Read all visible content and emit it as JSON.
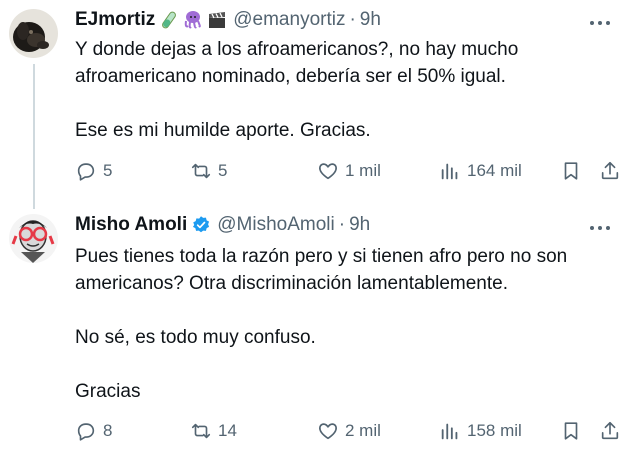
{
  "tweets": [
    {
      "name": "EJmortiz",
      "emojis": [
        "test-tube",
        "octopus",
        "clapper-board"
      ],
      "handle": "@emanyortiz",
      "separator": "·",
      "time": "9h",
      "lines": [
        "Y donde dejas a los afroamericanos?, no hay mucho",
        "afroamericano nominado, debería ser el 50% igual.",
        "",
        "Ese es mi humilde aporte. Gracias."
      ],
      "replies": "5",
      "retweets": "5",
      "likes": "1 mil",
      "views": "164 mil"
    },
    {
      "name": "Misho Amoli",
      "verified": true,
      "handle": "@MishoAmoli",
      "separator": "·",
      "time": "9h",
      "lines": [
        "Pues tienes toda la razón pero y si tienen afro pero no son",
        "americanos? Otra discriminación lamentablemente.",
        "",
        "No sé, es todo muy confuso.",
        "",
        "Gracias"
      ],
      "replies": "8",
      "retweets": "14",
      "likes": "2 mil",
      "views": "158 mil"
    }
  ],
  "colors": {
    "text": "#0f1419",
    "muted": "#536471",
    "verified": "#1d9bf0",
    "line": "#cfd9de"
  }
}
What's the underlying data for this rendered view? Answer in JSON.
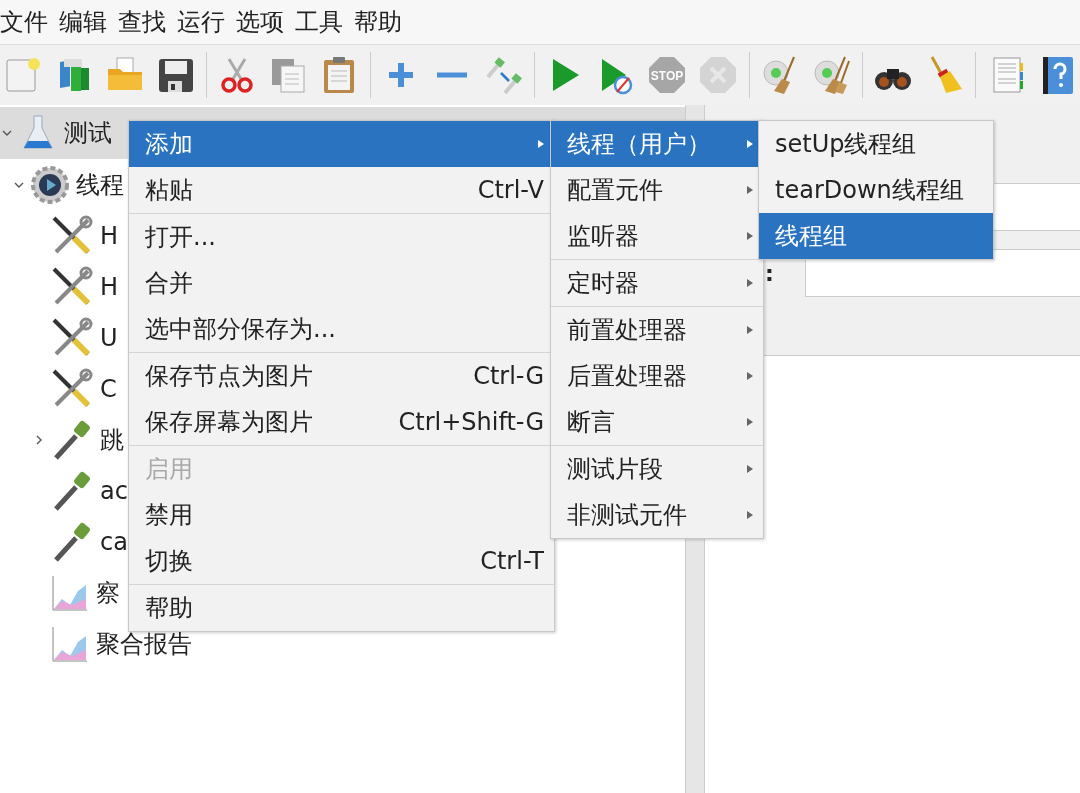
{
  "menubar": [
    {
      "label": "文件"
    },
    {
      "label": "编辑"
    },
    {
      "label": "查找"
    },
    {
      "label": "运行"
    },
    {
      "label": "选项"
    },
    {
      "label": "工具"
    },
    {
      "label": "帮助"
    }
  ],
  "toolbar": [
    {
      "kind": "new",
      "disabled": false
    },
    {
      "kind": "templates",
      "disabled": false
    },
    {
      "kind": "open",
      "disabled": false
    },
    {
      "kind": "save",
      "disabled": false
    },
    {
      "kind": "separator"
    },
    {
      "kind": "cut",
      "disabled": false
    },
    {
      "kind": "copy",
      "disabled": false
    },
    {
      "kind": "paste",
      "disabled": false
    },
    {
      "kind": "separator"
    },
    {
      "kind": "expand",
      "disabled": false
    },
    {
      "kind": "collapse",
      "disabled": false
    },
    {
      "kind": "toggle",
      "disabled": false
    },
    {
      "kind": "separator"
    },
    {
      "kind": "start",
      "disabled": false
    },
    {
      "kind": "start-no-timers",
      "disabled": false
    },
    {
      "kind": "stop",
      "disabled": true,
      "label": "STOP"
    },
    {
      "kind": "shutdown",
      "disabled": true
    },
    {
      "kind": "separator"
    },
    {
      "kind": "clear",
      "disabled": false
    },
    {
      "kind": "clear-all",
      "disabled": false
    },
    {
      "kind": "separator"
    },
    {
      "kind": "search",
      "disabled": false
    },
    {
      "kind": "reset-search",
      "disabled": false
    },
    {
      "kind": "separator"
    },
    {
      "kind": "function-helper",
      "disabled": false
    },
    {
      "kind": "help",
      "disabled": false
    }
  ],
  "tree": {
    "label": "测试",
    "kind": "test-plan",
    "expanded": true,
    "selected": true,
    "children": [
      {
        "label": "线程",
        "kind": "thread-group",
        "expanded": true,
        "selected": false,
        "children": [
          {
            "label": "H",
            "kind": "sampler",
            "selected": false
          },
          {
            "label": "H",
            "kind": "sampler",
            "selected": false
          },
          {
            "label": "U",
            "kind": "sampler",
            "selected": false
          },
          {
            "label": "C",
            "kind": "sampler",
            "selected": false
          },
          {
            "label": "跳",
            "kind": "extractor",
            "expanded": false,
            "selected": false
          },
          {
            "label": "ac",
            "kind": "extractor",
            "selected": false
          },
          {
            "label": "ca",
            "kind": "extractor",
            "selected": false
          },
          {
            "label": "察",
            "kind": "listener",
            "selected": false
          },
          {
            "label": "聚合报告",
            "kind": "listener",
            "selected": false
          }
        ]
      }
    ]
  },
  "context_menu": {
    "items": [
      {
        "kind": "item",
        "label": "添加",
        "submenu": true,
        "selected": true,
        "disabled": false
      },
      {
        "kind": "item",
        "label": "粘贴",
        "shortcut": "Ctrl-V",
        "submenu": false,
        "selected": false,
        "disabled": false
      },
      {
        "kind": "separator"
      },
      {
        "kind": "item",
        "label": "打开...",
        "submenu": false,
        "selected": false,
        "disabled": false
      },
      {
        "kind": "item",
        "label": "合并",
        "submenu": false,
        "selected": false,
        "disabled": false
      },
      {
        "kind": "item",
        "label": "选中部分保存为...",
        "submenu": false,
        "selected": false,
        "disabled": false
      },
      {
        "kind": "separator"
      },
      {
        "kind": "item",
        "label": "保存节点为图片",
        "shortcut": "Ctrl-G",
        "submenu": false,
        "selected": false,
        "disabled": false
      },
      {
        "kind": "item",
        "label": "保存屏幕为图片",
        "shortcut": "Ctrl+Shift-G",
        "submenu": false,
        "selected": false,
        "disabled": false
      },
      {
        "kind": "separator"
      },
      {
        "kind": "item",
        "label": "启用",
        "submenu": false,
        "selected": false,
        "disabled": true
      },
      {
        "kind": "item",
        "label": "禁用",
        "submenu": false,
        "selected": false,
        "disabled": false
      },
      {
        "kind": "item",
        "label": "切换",
        "shortcut": "Ctrl-T",
        "submenu": false,
        "selected": false,
        "disabled": false
      },
      {
        "kind": "separator"
      },
      {
        "kind": "item",
        "label": "帮助",
        "submenu": false,
        "selected": false,
        "disabled": false
      }
    ]
  },
  "add_submenu": {
    "items": [
      {
        "kind": "item",
        "label": "线程（用户）",
        "submenu": true,
        "selected": true,
        "disabled": false
      },
      {
        "kind": "item",
        "label": "配置元件",
        "submenu": true,
        "selected": false,
        "disabled": false
      },
      {
        "kind": "item",
        "label": "监听器",
        "submenu": true,
        "selected": false,
        "disabled": false
      },
      {
        "kind": "separator"
      },
      {
        "kind": "item",
        "label": "定时器",
        "submenu": true,
        "selected": false,
        "disabled": false
      },
      {
        "kind": "separator"
      },
      {
        "kind": "item",
        "label": "前置处理器",
        "submenu": true,
        "selected": false,
        "disabled": false
      },
      {
        "kind": "item",
        "label": "后置处理器",
        "submenu": true,
        "selected": false,
        "disabled": false
      },
      {
        "kind": "item",
        "label": "断言",
        "submenu": true,
        "selected": false,
        "disabled": false
      },
      {
        "kind": "separator"
      },
      {
        "kind": "item",
        "label": "测试片段",
        "submenu": true,
        "selected": false,
        "disabled": false
      },
      {
        "kind": "item",
        "label": "非测试元件",
        "submenu": true,
        "selected": false,
        "disabled": false
      }
    ]
  },
  "threads_submenu": {
    "items": [
      {
        "kind": "item",
        "label": "setUp线程组",
        "submenu": false,
        "selected": false,
        "disabled": false
      },
      {
        "kind": "item",
        "label": "tearDown线程组",
        "submenu": false,
        "selected": false,
        "disabled": false
      },
      {
        "kind": "item",
        "label": "线程组",
        "submenu": false,
        "selected": true,
        "disabled": false
      }
    ]
  },
  "right_panel": {
    "field_label": ":"
  }
}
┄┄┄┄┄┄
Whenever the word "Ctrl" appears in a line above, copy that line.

        "shortcut": "Ctrl-V",
        "shortcut": "Ctrl-G",
        "shortcut": "Ctrl+Shift-G",
        "shortcut": "Ctrl-T",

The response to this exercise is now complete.